What the task asks :: Copy the data exactly; pictures stay out of the copy.

Record excerpts ::
• • • •

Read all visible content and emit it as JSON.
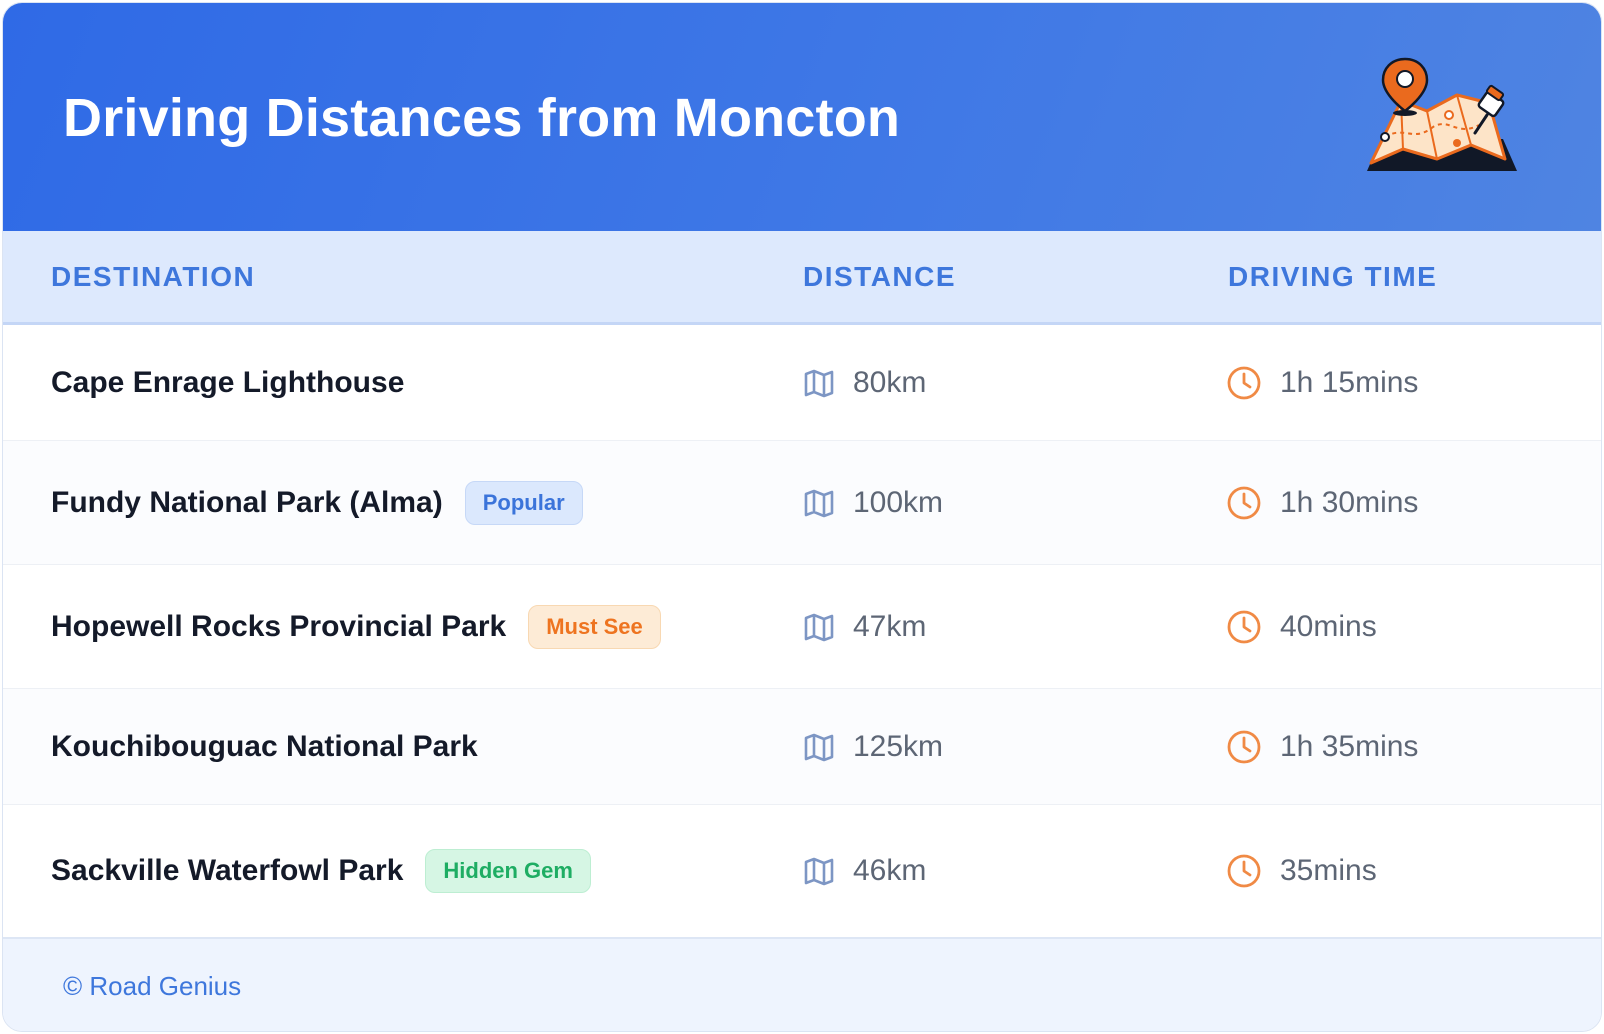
{
  "header": {
    "title": "Driving Distances from Moncton",
    "illustration_icon": "folded-map-with-pins-icon"
  },
  "table": {
    "columns": [
      "DESTINATION",
      "DISTANCE",
      "DRIVING TIME"
    ],
    "distance_icon": "map-icon",
    "time_icon": "clock-icon",
    "rows": [
      {
        "destination": "Cape Enrage Lighthouse",
        "badge": "",
        "badge_type": "",
        "distance": "80km",
        "time": "1h 15mins"
      },
      {
        "destination": "Fundy National Park (Alma)",
        "badge": "Popular",
        "badge_type": "popular",
        "distance": "100km",
        "time": "1h 30mins"
      },
      {
        "destination": "Hopewell Rocks Provincial Park",
        "badge": "Must See",
        "badge_type": "mustsee",
        "distance": "47km",
        "time": "40mins"
      },
      {
        "destination": "Kouchibouguac National Park",
        "badge": "",
        "badge_type": "",
        "distance": "125km",
        "time": "1h 35mins"
      },
      {
        "destination": "Sackville Waterfowl Park",
        "badge": "Hidden Gem",
        "badge_type": "hidden",
        "distance": "46km",
        "time": "35mins"
      }
    ]
  },
  "footer": {
    "copyright": "© Road Genius"
  },
  "colors": {
    "header_start": "#2f6ae6",
    "header_end": "#4f84e2",
    "accent_blue": "#3e77dc",
    "accent_orange": "#ee7420",
    "accent_green": "#1ead63"
  }
}
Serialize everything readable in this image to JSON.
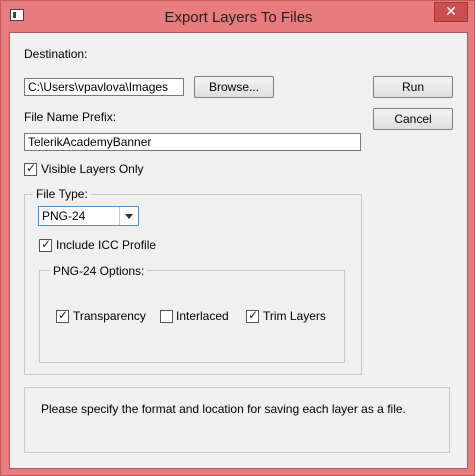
{
  "window": {
    "title": "Export Layers To Files",
    "close_label": "✕"
  },
  "destination": {
    "label": "Destination:",
    "value": "C:\\Users\\vpavlova\\Images",
    "browse_label": "Browse..."
  },
  "prefix": {
    "label": "File Name Prefix:",
    "value": "TelerikAcademyBanner"
  },
  "visible_only": {
    "label": "Visible Layers Only",
    "checked": true
  },
  "actions": {
    "run_label": "Run",
    "cancel_label": "Cancel"
  },
  "file_type": {
    "legend": "File Type:",
    "selected": "PNG-24",
    "icc": {
      "label": "Include ICC Profile",
      "checked": true
    },
    "options_group": {
      "legend": "PNG-24 Options:",
      "transparency": {
        "label": "Transparency",
        "checked": true
      },
      "interlaced": {
        "label": "Interlaced",
        "checked": false
      },
      "trim": {
        "label": "Trim Layers",
        "checked": true
      }
    }
  },
  "status_text": "Please specify the format and location for saving each layer as a file.",
  "check_glyph": "✓"
}
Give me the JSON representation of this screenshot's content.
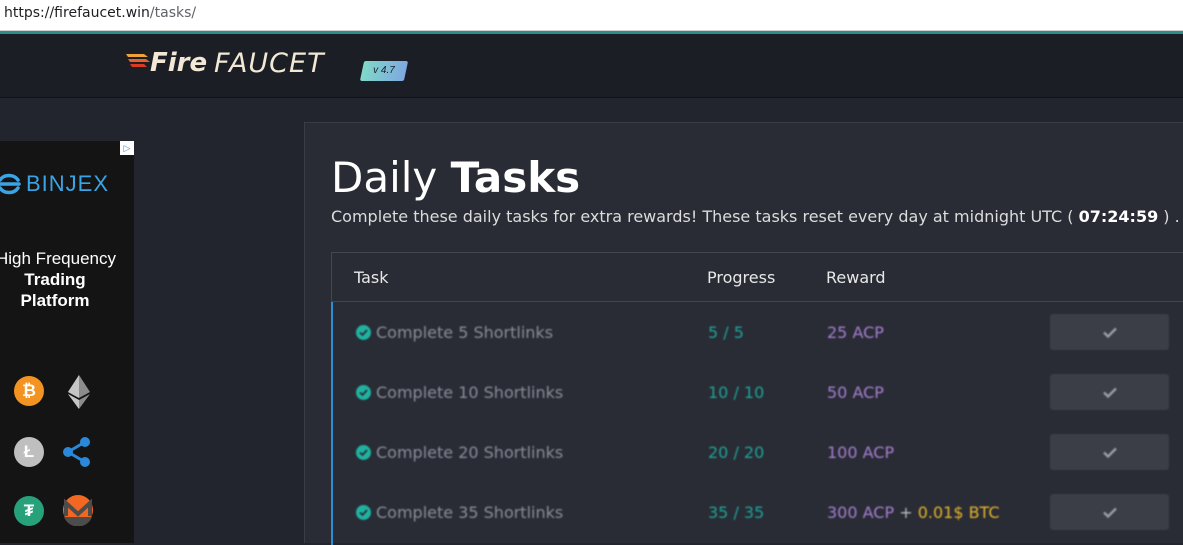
{
  "browser": {
    "url_host": "https://firefaucet.win",
    "url_path": "/tasks/"
  },
  "header": {
    "logo_fire": "Fire",
    "logo_faucet": "FAUCET",
    "version": "v 4.7"
  },
  "ad": {
    "brand": "BINJEX",
    "line1": "High Frequency",
    "line2": "Trading",
    "line3": "Platform",
    "adchoices_icon": "play-triangle-icon",
    "coins": [
      "bitcoin-icon",
      "ethereum-icon",
      "litecoin-icon",
      "ripple-icon",
      "tether-icon",
      "monero-icon"
    ]
  },
  "main": {
    "title_light": "Daily ",
    "title_bold": "Tasks",
    "subtitle_pre": "Complete these daily tasks for extra rewards! These tasks reset every day at midnight UTC ( ",
    "subtitle_time": "07:24:59",
    "subtitle_post": " ) .",
    "table": {
      "headers": [
        "Task",
        "Progress",
        "Reward"
      ],
      "rows": [
        {
          "task": "Complete 5 Shortlinks",
          "progress": "5 / 5",
          "reward": "25 ACP",
          "reward_extra_plus": "",
          "reward_extra": ""
        },
        {
          "task": "Complete 10 Shortlinks",
          "progress": "10 / 10",
          "reward": "50 ACP",
          "reward_extra_plus": "",
          "reward_extra": ""
        },
        {
          "task": "Complete 20 Shortlinks",
          "progress": "20 / 20",
          "reward": "100 ACP",
          "reward_extra_plus": "",
          "reward_extra": ""
        },
        {
          "task": "Complete 35 Shortlinks",
          "progress": "35 / 35",
          "reward": "300 ACP",
          "reward_extra_plus": " + ",
          "reward_extra": "0.01$ BTC"
        }
      ]
    }
  },
  "colors": {
    "accent_teal": "#1fa398",
    "reward_purple": "#a77fd1",
    "btc_gold": "#e6b52b",
    "row_border_blue": "#2a8fd6"
  }
}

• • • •

Solution to this exercise ::
Read all visible content and emit it as JSON.
{
  "header": {
    "title": "Driving Distances from Moncton",
    "illustration_icon": "folded-map-with-pins-icon"
  },
  "table": {
    "columns": [
      "DESTINATION",
      "DISTANCE",
      "DRIVING TIME"
    ],
    "distance_icon": "map-icon",
    "time_icon": "clock-icon",
    "rows": [
      {
        "destination": "Cape Enrage Lighthouse",
        "badge": "",
        "badge_type": "",
        "distance": "80km",
        "time": "1h 15mins"
      },
      {
        "destination": "Fundy National Park (Alma)",
        "badge": "Popular",
        "badge_type": "popular",
        "distance": "100km",
        "time": "1h 30mins"
      },
      {
        "destination": "Hopewell Rocks Provincial Park",
        "badge": "Must See",
        "badge_type": "mustsee",
        "distance": "47km",
        "time": "40mins"
      },
      {
        "destination": "Kouchibouguac National Park",
        "badge": "",
        "badge_type": "",
        "distance": "125km",
        "time": "1h 35mins"
      },
      {
        "destination": "Sackville Waterfowl Park",
        "badge": "Hidden Gem",
        "badge_type": "hidden",
        "distance": "46km",
        "time": "35mins"
      }
    ]
  },
  "footer": {
    "copyright": "© Road Genius"
  },
  "colors": {
    "header_start": "#2f6ae6",
    "header_end": "#4f84e2",
    "accent_blue": "#3e77dc",
    "accent_orange": "#ee7420",
    "accent_green": "#1ead63"
  }
}
Serialize everything readable in this image to JSON.
{
  "window": {
    "title": "Export Layers To Files",
    "close_label": "✕"
  },
  "destination": {
    "label": "Destination:",
    "value": "C:\\Users\\vpavlova\\Images",
    "browse_label": "Browse..."
  },
  "prefix": {
    "label": "File Name Prefix:",
    "value": "TelerikAcademyBanner"
  },
  "visible_only": {
    "label": "Visible Layers Only",
    "checked": true
  },
  "actions": {
    "run_label": "Run",
    "cancel_label": "Cancel"
  },
  "file_type": {
    "legend": "File Type:",
    "selected": "PNG-24",
    "icc": {
      "label": "Include ICC Profile",
      "checked": true
    },
    "options_group": {
      "legend": "PNG-24 Options:",
      "transparency": {
        "label": "Transparency",
        "checked": true
      },
      "interlaced": {
        "label": "Interlaced",
        "checked": false
      },
      "trim": {
        "label": "Trim Layers",
        "checked": true
      }
    }
  },
  "status_text": "Please specify the format and location for saving each layer as a file.",
  "check_glyph": "✓"
}
Give me the JSON representation of this screenshot's content.
{
  "browser": {
    "url_host": "https://firefaucet.win",
    "url_path": "/tasks/"
  },
  "header": {
    "logo_fire": "Fire",
    "logo_faucet": "FAUCET",
    "version": "v 4.7"
  },
  "ad": {
    "brand": "BINJEX",
    "line1": "High Frequency",
    "line2": "Trading",
    "line3": "Platform",
    "adchoices_icon": "play-triangle-icon",
    "coins": [
      "bitcoin-icon",
      "ethereum-icon",
      "litecoin-icon",
      "ripple-icon",
      "tether-icon",
      "monero-icon"
    ]
  },
  "main": {
    "title_light": "Daily ",
    "title_bold": "Tasks",
    "subtitle_pre": "Complete these daily tasks for extra rewards! These tasks reset every day at midnight UTC ( ",
    "subtitle_time": "07:24:59",
    "subtitle_post": " ) .",
    "table": {
      "headers": [
        "Task",
        "Progress",
        "Reward"
      ],
      "rows": [
        {
          "task": "Complete 5 Shortlinks",
          "progress": "5 / 5",
          "reward": "25 ACP",
          "reward_extra_plus": "",
          "reward_extra": ""
        },
        {
          "task": "Complete 10 Shortlinks",
          "progress": "10 / 10",
          "reward": "50 ACP",
          "reward_extra_plus": "",
          "reward_extra": ""
        },
        {
          "task": "Complete 20 Shortlinks",
          "progress": "20 / 20",
          "reward": "100 ACP",
          "reward_extra_plus": "",
          "reward_extra": ""
        },
        {
          "task": "Complete 35 Shortlinks",
          "progress": "35 / 35",
          "reward": "300 ACP",
          "reward_extra_plus": " + ",
          "reward_extra": "0.01$ BTC"
        }
      ]
    }
  },
  "colors": {
    "accent_teal": "#1fa398",
    "reward_purple": "#a77fd1",
    "btc_gold": "#e6b52b",
    "row_border_blue": "#2a8fd6"
  }
}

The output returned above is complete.